They raised $1 million, enough to cover the cost of a heart transplant.
Even with a million dollars in hand, UCLA still refused Eric. They said he needed supplemental insurance. "That's the joke," Veronica de la Cruz said. "You can't get supplemental medical insurance if you have a pre-existing medical condition."
After calling numerous transplant centers, de la Cruz was able to find a single facility to take her brother on, but to no avail.
Through tears, de la Cruz told the group, "They said, ‘You got here two years too late. We're basically working against the clock. Eric is basically already in the grave, and we're going to have to dig him out.'"
It was too late. After five years, and after raising more than $1 million, and rallying hundreds of people or more, Eric succumbed to his illness. "Despite all those miracles that were happening, it wasn't enough to outweigh the damage that time waiting for insurance had done," his sister told the rally.
De la Cruz founded an organization, Eric's Law, aimed at health reform. She wants to stop what happened to Eric from happening to others. That's why, she said, she was at the rally, and that's why she supports a health reform with a strong public option.

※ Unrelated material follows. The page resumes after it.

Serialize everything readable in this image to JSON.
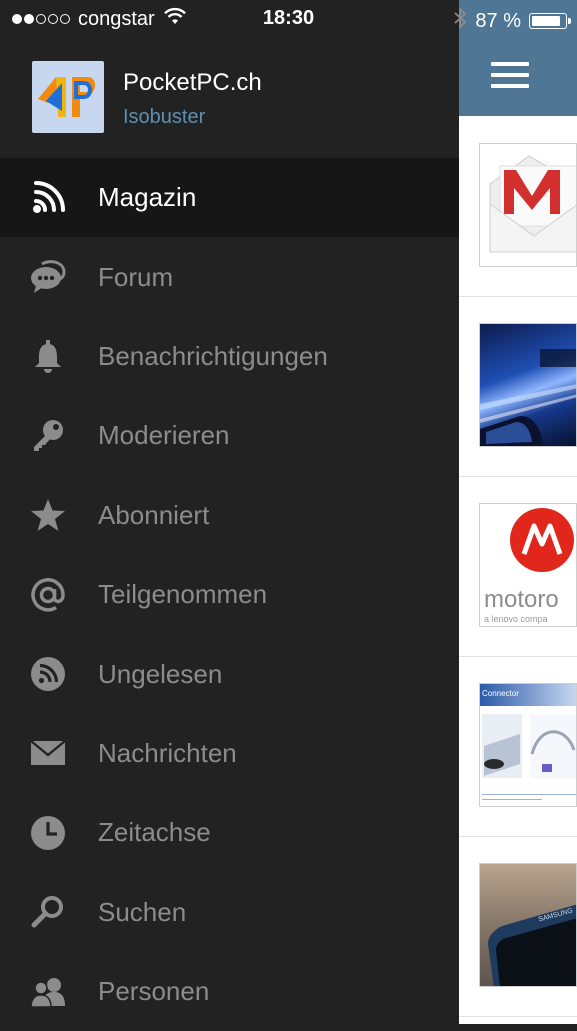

In an ironic twist, Eric died on July 4, 2009, the same day that Americans celebrate love of country.
"We also know that in this country that we love," Tim Foley, of NYC for Change, told the rally, "122 deaths happen each day that simply wouldn't happen in any other industrialized nation in the world. 122 Americans die each day, and that is unacceptable."
New York's senators, Chuck Schumer and Kirsten Gillibrand, both Democrats, sent representatives to the rally, which took place in neon glow Times Square. Both vowed to continue the fight for health care reform with a not-for-profit option, and implored others to keep fighting. Gillibrand vowed to ensure that the anti-woman Stupak language in the House bill would be defeated.
The rally was part of a larger mobilization to demand that the Senate enact health care reform with a strong. In the four outer boroughs rallies took place, as well in as in hundreds of cities and towns across the United States.
The rally in Times Square was somber, but optimistic as well.
"I went into medicine because I believe that healthcare is a right, not a privilege," said Manisha A. Sharma, MD, of the National Physicians Alliance. "We have never been closer to health insurance reform as a basic civil human right. We are at the home stretch. We have already made change. Call your member of Congress, call your Senator. After 100 years, we can make history."